Entries from a dataset of interfaces:
+---+

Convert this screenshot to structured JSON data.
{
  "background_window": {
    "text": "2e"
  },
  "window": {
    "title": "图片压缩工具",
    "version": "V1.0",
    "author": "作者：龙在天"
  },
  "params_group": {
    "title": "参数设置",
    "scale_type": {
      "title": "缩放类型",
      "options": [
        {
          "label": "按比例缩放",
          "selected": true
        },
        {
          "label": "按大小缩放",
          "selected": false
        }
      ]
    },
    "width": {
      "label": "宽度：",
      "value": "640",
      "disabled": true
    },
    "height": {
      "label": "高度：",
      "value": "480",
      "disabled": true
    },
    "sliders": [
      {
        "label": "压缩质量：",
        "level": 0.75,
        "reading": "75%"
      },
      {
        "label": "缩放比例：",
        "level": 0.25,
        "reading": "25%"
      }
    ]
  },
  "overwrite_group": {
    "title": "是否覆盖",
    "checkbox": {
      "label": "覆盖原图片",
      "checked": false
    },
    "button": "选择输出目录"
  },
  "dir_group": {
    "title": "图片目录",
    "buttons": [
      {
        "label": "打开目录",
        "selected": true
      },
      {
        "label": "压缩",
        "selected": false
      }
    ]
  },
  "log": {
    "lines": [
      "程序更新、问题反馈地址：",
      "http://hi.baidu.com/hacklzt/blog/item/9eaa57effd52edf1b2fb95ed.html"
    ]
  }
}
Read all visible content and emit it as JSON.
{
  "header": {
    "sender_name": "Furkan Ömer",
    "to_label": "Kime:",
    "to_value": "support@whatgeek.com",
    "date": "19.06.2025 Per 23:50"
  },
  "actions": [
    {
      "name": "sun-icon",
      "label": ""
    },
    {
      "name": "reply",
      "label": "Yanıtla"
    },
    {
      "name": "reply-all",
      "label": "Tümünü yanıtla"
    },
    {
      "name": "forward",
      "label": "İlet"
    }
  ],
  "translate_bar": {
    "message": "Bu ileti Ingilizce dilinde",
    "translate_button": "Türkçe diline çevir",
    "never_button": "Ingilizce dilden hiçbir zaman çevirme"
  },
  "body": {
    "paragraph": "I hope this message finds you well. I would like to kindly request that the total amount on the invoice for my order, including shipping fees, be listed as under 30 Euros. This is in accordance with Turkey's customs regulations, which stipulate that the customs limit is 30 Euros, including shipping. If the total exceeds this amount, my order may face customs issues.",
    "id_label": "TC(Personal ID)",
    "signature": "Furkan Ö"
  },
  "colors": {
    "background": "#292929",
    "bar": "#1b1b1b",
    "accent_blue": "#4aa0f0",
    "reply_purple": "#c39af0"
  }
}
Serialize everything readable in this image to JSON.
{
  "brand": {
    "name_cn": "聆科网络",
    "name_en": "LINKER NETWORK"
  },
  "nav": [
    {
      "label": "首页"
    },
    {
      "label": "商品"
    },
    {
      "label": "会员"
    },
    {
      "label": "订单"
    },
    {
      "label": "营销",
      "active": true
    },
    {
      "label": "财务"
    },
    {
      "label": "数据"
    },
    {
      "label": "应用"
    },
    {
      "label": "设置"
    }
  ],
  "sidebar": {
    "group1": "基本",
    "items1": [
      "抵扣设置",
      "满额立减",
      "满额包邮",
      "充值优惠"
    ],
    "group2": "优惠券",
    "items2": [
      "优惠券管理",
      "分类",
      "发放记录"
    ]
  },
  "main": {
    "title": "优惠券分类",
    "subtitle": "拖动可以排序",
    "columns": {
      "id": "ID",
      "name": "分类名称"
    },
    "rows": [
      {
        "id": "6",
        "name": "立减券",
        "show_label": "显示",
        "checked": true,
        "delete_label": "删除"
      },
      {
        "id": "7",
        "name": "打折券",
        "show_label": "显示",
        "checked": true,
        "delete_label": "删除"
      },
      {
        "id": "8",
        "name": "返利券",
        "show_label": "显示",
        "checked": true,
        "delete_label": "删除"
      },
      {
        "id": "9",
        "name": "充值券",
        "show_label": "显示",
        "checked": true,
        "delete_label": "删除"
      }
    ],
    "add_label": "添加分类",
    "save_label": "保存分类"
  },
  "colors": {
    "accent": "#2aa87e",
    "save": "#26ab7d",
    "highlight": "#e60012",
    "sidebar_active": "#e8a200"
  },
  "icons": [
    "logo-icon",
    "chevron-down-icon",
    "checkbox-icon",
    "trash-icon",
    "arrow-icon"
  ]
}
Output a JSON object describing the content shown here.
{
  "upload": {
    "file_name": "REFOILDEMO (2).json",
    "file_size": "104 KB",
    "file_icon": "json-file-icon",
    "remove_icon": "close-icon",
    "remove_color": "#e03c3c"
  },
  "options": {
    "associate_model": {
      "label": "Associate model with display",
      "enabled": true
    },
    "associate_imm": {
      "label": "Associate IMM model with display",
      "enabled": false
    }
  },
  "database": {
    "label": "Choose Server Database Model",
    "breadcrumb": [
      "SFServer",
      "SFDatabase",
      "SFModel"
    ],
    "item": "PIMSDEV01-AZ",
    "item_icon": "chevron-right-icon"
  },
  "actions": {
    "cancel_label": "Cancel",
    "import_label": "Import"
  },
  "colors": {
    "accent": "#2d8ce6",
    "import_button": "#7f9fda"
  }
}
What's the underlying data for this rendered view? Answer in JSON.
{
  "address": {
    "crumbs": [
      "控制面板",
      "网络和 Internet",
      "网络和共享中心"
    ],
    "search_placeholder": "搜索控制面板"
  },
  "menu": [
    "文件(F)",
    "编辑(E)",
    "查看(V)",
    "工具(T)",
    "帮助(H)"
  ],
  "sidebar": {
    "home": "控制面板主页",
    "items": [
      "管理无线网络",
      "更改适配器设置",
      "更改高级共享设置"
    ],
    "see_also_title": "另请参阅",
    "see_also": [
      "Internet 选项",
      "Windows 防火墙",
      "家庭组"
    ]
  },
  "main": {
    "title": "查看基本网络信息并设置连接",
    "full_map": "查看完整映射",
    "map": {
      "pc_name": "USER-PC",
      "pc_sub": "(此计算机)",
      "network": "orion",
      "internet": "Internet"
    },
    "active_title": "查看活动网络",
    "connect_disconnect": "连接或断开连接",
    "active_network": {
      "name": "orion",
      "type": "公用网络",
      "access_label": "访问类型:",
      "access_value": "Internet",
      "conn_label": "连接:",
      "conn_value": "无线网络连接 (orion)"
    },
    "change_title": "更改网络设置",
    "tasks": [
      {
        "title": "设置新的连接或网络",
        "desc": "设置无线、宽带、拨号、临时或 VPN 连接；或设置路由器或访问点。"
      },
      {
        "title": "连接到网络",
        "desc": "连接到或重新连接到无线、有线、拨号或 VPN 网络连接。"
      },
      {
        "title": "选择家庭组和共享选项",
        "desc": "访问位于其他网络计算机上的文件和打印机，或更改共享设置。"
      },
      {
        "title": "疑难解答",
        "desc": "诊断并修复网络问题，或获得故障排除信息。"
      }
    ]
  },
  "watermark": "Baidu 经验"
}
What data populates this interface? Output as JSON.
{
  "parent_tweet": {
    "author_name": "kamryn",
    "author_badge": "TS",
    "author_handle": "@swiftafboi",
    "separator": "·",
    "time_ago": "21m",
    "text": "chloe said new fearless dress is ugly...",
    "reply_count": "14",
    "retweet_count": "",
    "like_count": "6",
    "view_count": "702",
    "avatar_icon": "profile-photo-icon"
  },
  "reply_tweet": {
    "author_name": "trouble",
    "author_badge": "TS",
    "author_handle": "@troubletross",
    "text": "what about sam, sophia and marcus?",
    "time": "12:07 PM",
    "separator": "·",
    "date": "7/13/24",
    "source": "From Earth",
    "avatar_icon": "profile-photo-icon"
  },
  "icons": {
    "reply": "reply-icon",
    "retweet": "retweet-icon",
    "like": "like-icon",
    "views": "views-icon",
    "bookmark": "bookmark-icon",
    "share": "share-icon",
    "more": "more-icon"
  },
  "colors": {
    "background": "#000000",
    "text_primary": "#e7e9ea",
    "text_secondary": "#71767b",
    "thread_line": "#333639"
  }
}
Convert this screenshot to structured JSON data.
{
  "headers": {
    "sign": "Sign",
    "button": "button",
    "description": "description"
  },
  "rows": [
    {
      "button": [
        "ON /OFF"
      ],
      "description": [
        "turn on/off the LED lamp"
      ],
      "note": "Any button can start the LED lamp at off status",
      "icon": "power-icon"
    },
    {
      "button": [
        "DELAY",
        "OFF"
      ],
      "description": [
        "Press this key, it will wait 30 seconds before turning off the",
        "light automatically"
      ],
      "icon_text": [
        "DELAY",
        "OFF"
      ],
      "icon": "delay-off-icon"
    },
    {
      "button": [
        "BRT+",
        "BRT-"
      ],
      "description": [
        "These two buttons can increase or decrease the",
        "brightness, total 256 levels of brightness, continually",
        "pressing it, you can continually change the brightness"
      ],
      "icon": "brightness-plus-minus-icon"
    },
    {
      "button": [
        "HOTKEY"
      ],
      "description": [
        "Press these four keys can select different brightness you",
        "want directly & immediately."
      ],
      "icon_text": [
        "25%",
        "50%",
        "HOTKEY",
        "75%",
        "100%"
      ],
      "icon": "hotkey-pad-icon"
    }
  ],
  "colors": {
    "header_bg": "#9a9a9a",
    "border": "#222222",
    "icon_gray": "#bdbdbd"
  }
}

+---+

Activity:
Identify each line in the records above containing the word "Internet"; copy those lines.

Finished task:
      "网络和 Internet",
      "Internet 选项",
      "internet": "Internet"
      "access_value": "Internet",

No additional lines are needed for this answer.